Recently Frank Scavo wrote a great post regarding what he determined was the key success factor for SaaS suites: functional parity. The thesis of Scavo’s argument was that, until cloud vendors provide true functional parity with on-premise solution, a “rip and replace” will simply not be viable. As he said in his post:
there is one area where SaaS providers still lag behind: functional parity. For full-suite ERP, there are still precious few SaaS providers. And those that do attempt “full suite replacement” still have major gaps in their functional footprint.
There are two issues that Scavo’s post raises – firstly the availability or otherwise of “out of the box” vertical solutions. Second is the ability for partners or customers to create their own customized offerings built on top of the ERP solution.
The first issue is rapidly being solved. NetSuite in particular were eager to show off the manufacturing specific application that they’ve built on top of NetSuite – having taken a quick look t the offering it seems to offer manufacturing businesses an incredibly high level of functionality that should see all but the most complex of operations satisfied. And for those who don’t.. there’s always the platform as we shall see later in this post.
Not to be outdone, Plex also offer a specific product for manufacturers – Scavo tells of one win for Plex where a business operating in 15 countries, with 22 separate manufacturing sites, couple of distribution centers and multiple engineering centers are consolidating all of their MRP/ERP functionality onto Plex.

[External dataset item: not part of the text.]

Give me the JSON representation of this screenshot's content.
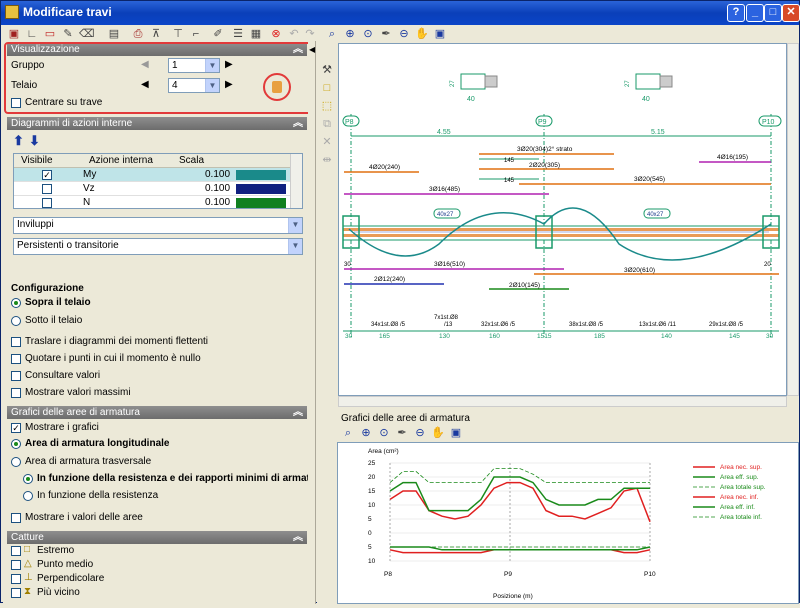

Finally, and perhaps most importantly given that almost every business has particular nuances in terms of functional requirements, come the platform plays. I’ve spent time recently talking with a number of vendors about their product offering – NetSuite took the opportunity at SuiteCloud APAC to show off the flexibility of their platform. Intacct used their Advantage2010 conference to tell partners of their platform intentions, while FinancialForce, SAP and Acumatica all offer customers and partners the ability to create customized offerings within their products.
So – where does this leave us in terms of functional parity? As I said in a comment to Scavo’s post:
As a SaaS evangelist since early on, I’ve battled barriers to adoption, steep onramps and general lethargy frequently.
I generally agree with your contention however I do think there is more to this than just the functional parity discussion. As an example, professional services automation (PSA) has been pretty much at feature parity (as an example, NetSuite ERP/CRM plus OpenAir) for quite some time now, yet still adoption is good… but not stellar.
I’d class the functional gap as step one in the due diligence process – it’s the traditional feature comparison and until recently the traditional vendors have been able to rely on this to “win the deals”. However functional parity is now the norm in a number of verticals and the traditional vendors are resorting to other means to slow adoption – concerns round jurisdiction, security, vendor viability etc
In other words – functional parity is either a reality or exceptionally close to it for many cloud solutions. As such we’re seeing a dual approach from the traditional vendors – firstly many are cloudwashing and attempting to convince customers that their traditional on-premise products give the same benefits that cloud solutions do. The second approach is one of FUD, trying to convince customers that the risks involved in choosing an “unproven, inflexible and risky” cloud solution are simply not worth it.
Either way the tide is turning and over the next 12-24 months I expect to see a huge increase in the adoption of enterprise level cloud solutions.